Exercise goal
Give all of the data again exactly as written, omitting every image.

App and web page records
========

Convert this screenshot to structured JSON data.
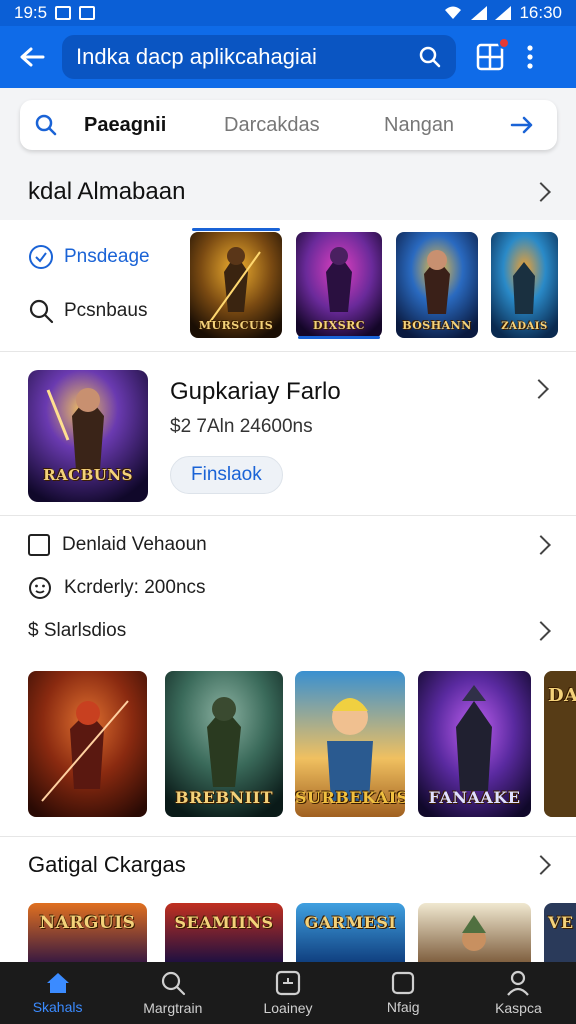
{
  "status_bar": {
    "time_left": "19:5",
    "time_right": "16:30"
  },
  "app_bar": {
    "search_text": "Indka dacp aplikcahagiai"
  },
  "tabs": [
    {
      "label": "Paeagnii",
      "active": true
    },
    {
      "label": "Darcakdas",
      "active": false
    },
    {
      "label": "Nangan",
      "active": false
    }
  ],
  "section1": {
    "title": "kdal Almabaan"
  },
  "filters": [
    {
      "label": "Pnsdeage",
      "selected": true
    },
    {
      "label": "Pcsnbaus",
      "selected": false
    }
  ],
  "featured": [
    {
      "label": "MURSCUIS",
      "colors": [
        "#7a4a12",
        "#2a1a08"
      ],
      "accent": "#f0b030"
    },
    {
      "label": "DIXSRC",
      "colors": [
        "#6a2a9a",
        "#1a0a3a"
      ],
      "accent": "#e040c0"
    },
    {
      "label": "BOSHANN",
      "colors": [
        "#2a6ac0",
        "#0a1a40"
      ],
      "accent": "#f0c040"
    },
    {
      "label": "ZADAIS",
      "colors": [
        "#2a8ac8",
        "#0a2a50"
      ],
      "accent": "#f0a030"
    }
  ],
  "detail": {
    "title": "Gupkariay Farlo",
    "subtitle": "$2 7Aln 24600ns",
    "button": "Finslaok",
    "image_label": "RACBUNS"
  },
  "info_rows": [
    {
      "label": "Denlaid Vehaoun",
      "icon": "checkbox-icon",
      "has_chevron": true
    },
    {
      "label": "Kcrderly: 200ncs",
      "icon": "smiley-icon",
      "has_chevron": false
    },
    {
      "label": "$ Slarlsdios",
      "icon": "none",
      "has_chevron": true
    }
  ],
  "games_row1": [
    {
      "label": "",
      "colors": [
        "#8a2a10",
        "#2a0a04"
      ]
    },
    {
      "label": "BREBNIIT",
      "colors": [
        "#3a6a5a",
        "#0a1a18"
      ]
    },
    {
      "label": "SURBEKAIS",
      "colors": [
        "#f0c060",
        "#3a90d0"
      ]
    },
    {
      "label": "FANAAKE",
      "colors": [
        "#5a2aa0",
        "#10082a"
      ]
    },
    {
      "label": "DAI",
      "colors": [
        "#6a4a1a",
        "#1a1008"
      ]
    }
  ],
  "section2": {
    "title": "Gatigal Ckargas"
  },
  "games_row2": [
    {
      "label": "NARGUIS",
      "colors": [
        "#e07020",
        "#3a1a40"
      ]
    },
    {
      "label": "SEAMIINS",
      "colors": [
        "#c03020",
        "#201040"
      ]
    },
    {
      "label": "GARMESI",
      "colors": [
        "#40a0e0",
        "#104080"
      ]
    },
    {
      "label": "",
      "colors": [
        "#d8c8a0",
        "#806040"
      ]
    },
    {
      "label": "VE",
      "colors": [
        "#2a3a5a",
        "#0a1020"
      ]
    }
  ],
  "bottom_nav": [
    {
      "label": "Skahals",
      "icon": "home-icon",
      "active": true
    },
    {
      "label": "Margtrain",
      "icon": "search-icon",
      "active": false
    },
    {
      "label": "Loainey",
      "icon": "news-icon",
      "active": false
    },
    {
      "label": "Nfaig",
      "icon": "square-icon",
      "active": false
    },
    {
      "label": "Kaspca",
      "icon": "profile-icon",
      "active": false
    }
  ],
  "colors": {
    "brand": "#0f6be8",
    "accent": "#1a63d6",
    "nav_bg": "#1b1b1b"
  }
}
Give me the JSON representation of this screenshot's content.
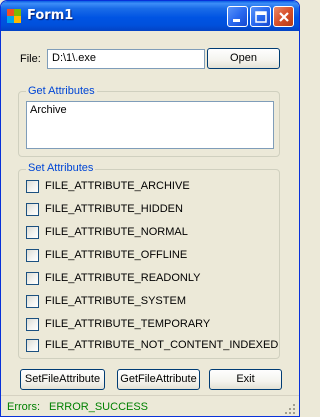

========

Your solution
Convert this screenshot to structured JSON data.
{
  "status_bar": {
    "time_left": "19:5",
    "time_right": "16:30"
  },
  "app_bar": {
    "search_text": "Indka dacp aplikcahagiai"
  },
  "tabs": [
    {
      "label": "Paeagnii",
      "active": true
    },
    {
      "label": "Darcakdas",
      "active": false
    },
    {
      "label": "Nangan",
      "active": false
    }
  ],
  "section1": {
    "title": "kdal Almabaan"
  },
  "filters": [
    {
      "label": "Pnsdeage",
      "selected": true
    },
    {
      "label": "Pcsnbaus",
      "selected": false
    }
  ],
  "featured": [
    {
      "label": "MURSCUIS",
      "colors": [
        "#7a4a12",
        "#2a1a08"
      ],
      "accent": "#f0b030"
    },
    {
      "label": "DIXSRC",
      "colors": [
        "#6a2a9a",
        "#1a0a3a"
      ],
      "accent": "#e040c0"
    },
    {
      "label": "BOSHANN",
      "colors": [
        "#2a6ac0",
        "#0a1a40"
      ],
      "accent": "#f0c040"
    },
    {
      "label": "ZADAIS",
      "colors": [
        "#2a8ac8",
        "#0a2a50"
      ],
      "accent": "#f0a030"
    }
  ],
  "detail": {
    "title": "Gupkariay Farlo",
    "subtitle": "$2 7Aln 24600ns",
    "button": "Finslaok",
    "image_label": "RACBUNS"
  },
  "info_rows": [
    {
      "label": "Denlaid Vehaoun",
      "icon": "checkbox-icon",
      "has_chevron": true
    },
    {
      "label": "Kcrderly: 200ncs",
      "icon": "smiley-icon",
      "has_chevron": false
    },
    {
      "label": "$ Slarlsdios",
      "icon": "none",
      "has_chevron": true
    }
  ],
  "games_row1": [
    {
      "label": "",
      "colors": [
        "#8a2a10",
        "#2a0a04"
      ]
    },
    {
      "label": "BREBNIIT",
      "colors": [
        "#3a6a5a",
        "#0a1a18"
      ]
    },
    {
      "label": "SURBEKAIS",
      "colors": [
        "#f0c060",
        "#3a90d0"
      ]
    },
    {
      "label": "FANAAKE",
      "colors": [
        "#5a2aa0",
        "#10082a"
      ]
    },
    {
      "label": "DAI",
      "colors": [
        "#6a4a1a",
        "#1a1008"
      ]
    }
  ],
  "section2": {
    "title": "Gatigal Ckargas"
  },
  "games_row2": [
    {
      "label": "NARGUIS",
      "colors": [
        "#e07020",
        "#3a1a40"
      ]
    },
    {
      "label": "SEAMIINS",
      "colors": [
        "#c03020",
        "#201040"
      ]
    },
    {
      "label": "GARMESI",
      "colors": [
        "#40a0e0",
        "#104080"
      ]
    },
    {
      "label": "",
      "colors": [
        "#d8c8a0",
        "#806040"
      ]
    },
    {
      "label": "VE",
      "colors": [
        "#2a3a5a",
        "#0a1020"
      ]
    }
  ],
  "bottom_nav": [
    {
      "label": "Skahals",
      "icon": "home-icon",
      "active": true
    },
    {
      "label": "Margtrain",
      "icon": "search-icon",
      "active": false
    },
    {
      "label": "Loainey",
      "icon": "news-icon",
      "active": false
    },
    {
      "label": "Nfaig",
      "icon": "square-icon",
      "active": false
    },
    {
      "label": "Kaspca",
      "icon": "profile-icon",
      "active": false
    }
  ],
  "colors": {
    "brand": "#0f6be8",
    "accent": "#1a63d6",
    "nav_bg": "#1b1b1b"
  }
}
Give me the JSON representation of this screenshot's content.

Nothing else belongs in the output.